``That's not a good ratio,'' Graves said.

Palmdale, by comparison, has 12 banks and six payday lenders, according to the state statistics.

``That ratio is close to what you would expect,'' Graves said.

In California, there are 2,294 payday lenders and 6,567 banks, Graves said.

In general, Air Force bases tend to have fewer payday-advance businesses around them. Air Force bases typically don't have the enormous numbers of personnel that Army and Marine Corps bases have, Graves said.

The Peterson-Graves study was featured last week in hearings in Kansas City, Mo. convened by Rep. Sam Graves, R-Mo., chairman of the House Subcommittee on Rural Enterprises, Agriculture and Technology. Graves, no relation to Steve Graves, has introduced legislation, H.R. 97, that would cap interest rates on payday advances at 36 percent.

``I don't think soldiers who serve overseas should be taken advantage of at home,'' the congressman said. ``This legislation allows companies to lend money to soldiers, but it doesn't allow them to charge 300 percent.''

The Graves bill is supported by the Association of the U.S. Army, the Fleet Reserve Association, the Armed Services, the YMCA and more than a dozen members of Congress.

Payday loans are high-interest loans intended to tide the borrower over to his next paycheck. Charges for payday loans vary, but a typical lender will charge around $17 or $18 for a two-week loan of $100. That's roughly equivalent to an annual interest rate of 450 percent, Peterson said.

Military personnel make good targets for the payday loan industry, Peterson said. Junior enlisted personnel are often in their late teens and early 20s, with low salaries and little experience managing money. Many are also married and have families.

Because the military frowns on nonpayment of debt - delinquent soldiers can face demotion, loss of security clearances and even discharge - lenders can be confident they will be repaid.

The Community Financial Services Association of America, a trade organization that represents about two-thirds of the payday lenders, strongly denies the industry is targeting military personnel. The association said that military personnel represent only about 2 percent to 3 percent of the market.

A survey conducted for the association by Penn, Schoen and Berland Associates, a polling company with offices in Washington, D.C., and New York, determined that 3.69 percent of active-duty military personnel had used a payday advance in the past five years and only 1.18 percent had an advance with outstanding debt.

Those percentages translate into about 51,000 military personnel who have used a payday advance in the past five years and 16,520 with an advance outstanding debt.

``Even though they are a small part of our market, we have a set of best practices to protect our military customers,'' said CSFA spokeswoman Lyndsey Medsker. ``Those practices include prohibiting garnishing salaries and prohibiting the contacting of customers' military commanders.''

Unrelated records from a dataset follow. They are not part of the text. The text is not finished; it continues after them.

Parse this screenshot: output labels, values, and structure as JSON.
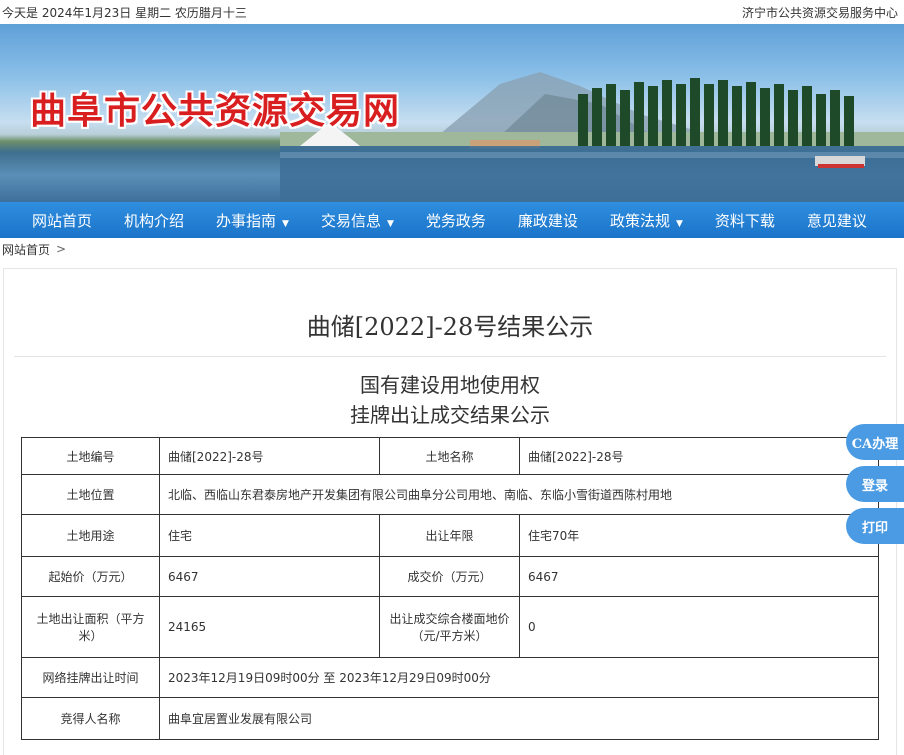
{
  "topbar": {
    "date_text": "今天是  2024年1月23日  星期二  农历腊月十三",
    "org": "济宁市公共资源交易服务中心"
  },
  "banner": {
    "site_title": "曲阜市公共资源交易网"
  },
  "nav": {
    "items": [
      {
        "label": "网站首页",
        "dropdown": false
      },
      {
        "label": "机构介绍",
        "dropdown": false
      },
      {
        "label": "办事指南",
        "dropdown": true
      },
      {
        "label": "交易信息",
        "dropdown": true
      },
      {
        "label": "党务政务",
        "dropdown": false
      },
      {
        "label": "廉政建设",
        "dropdown": false
      },
      {
        "label": "政策法规",
        "dropdown": true
      },
      {
        "label": "资料下载",
        "dropdown": false
      },
      {
        "label": "意见建议",
        "dropdown": false
      }
    ]
  },
  "breadcrumb": {
    "home": "网站首页",
    "sep": ">"
  },
  "doc": {
    "title": "曲储[2022]-28号结果公示",
    "subtitle_line1": "国有建设用地使用权",
    "subtitle_line2": "挂牌出让成交结果公示"
  },
  "table": {
    "land_no_label": "土地编号",
    "land_no": "曲储[2022]-28号",
    "land_name_label": "土地名称",
    "land_name": "曲储[2022]-28号",
    "location_label": "土地位置",
    "location": "北临、西临山东君泰房地产开发集团有限公司曲阜分公司用地、南临、东临小雪街道西陈村用地",
    "use_label": "土地用途",
    "use": "住宅",
    "term_label": "出让年限",
    "term": "住宅70年",
    "start_price_label": "起始价（万元）",
    "start_price": "6467",
    "deal_price_label": "成交价（万元）",
    "deal_price": "6467",
    "area_label": "土地出让面积（平方米）",
    "area": "24165",
    "floor_price_label": "出让成交综合楼面地价（元/平方米）",
    "floor_price": "0",
    "time_label": "网络挂牌出让时间",
    "time": "2023年12月19日09时00分  至  2023年12月29日09时00分",
    "winner_label": "竞得人名称",
    "winner": "曲阜宜居置业发展有限公司"
  },
  "side": {
    "ca": "CA办理",
    "login": "登录",
    "print": "打印"
  }
}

The practices also call for deferring collection activity for any active-duty military customer deployed to a combat zone or National Guardsman or reservist called to active duty, Medsker said.

The Peterson-Graves study challenges the methodology of the CSFA study. The pollsters failed to contact spouses of military members, who often handle household finances; didn't reach those service personnel either deployed overseas or those living in dorms; and does take into account a natural reluctance to talk to strangers over the phone about debt and finances.

Jim Skeen, (661) 267-5743

COPYRIGHT 2005 Daily News
No portion of this article can be reproduced without the express written permission from the copyright holder.
Copyright 2005, Gale Group. All rights reserved. Gale Group is a Thomson Corporation Company.

Article Details
Printer friendly Cite/link Email Feedback
Publication:Daily News (Los Angeles, CA)
Article Type:Statistical Data Included
Date:Apr 4, 2005

Related Articles
Regulate payday loans.
Protecting payday loans.
Regulate payday loans.
To protect, or pre-empt?
Eugene officials plan to tighten payday loan rules.
Close lender loopholes.
Payday moles.
A good first step.

Terms of use | Copyright © 2018 Farlex, Inc. | Feedback | For webmasters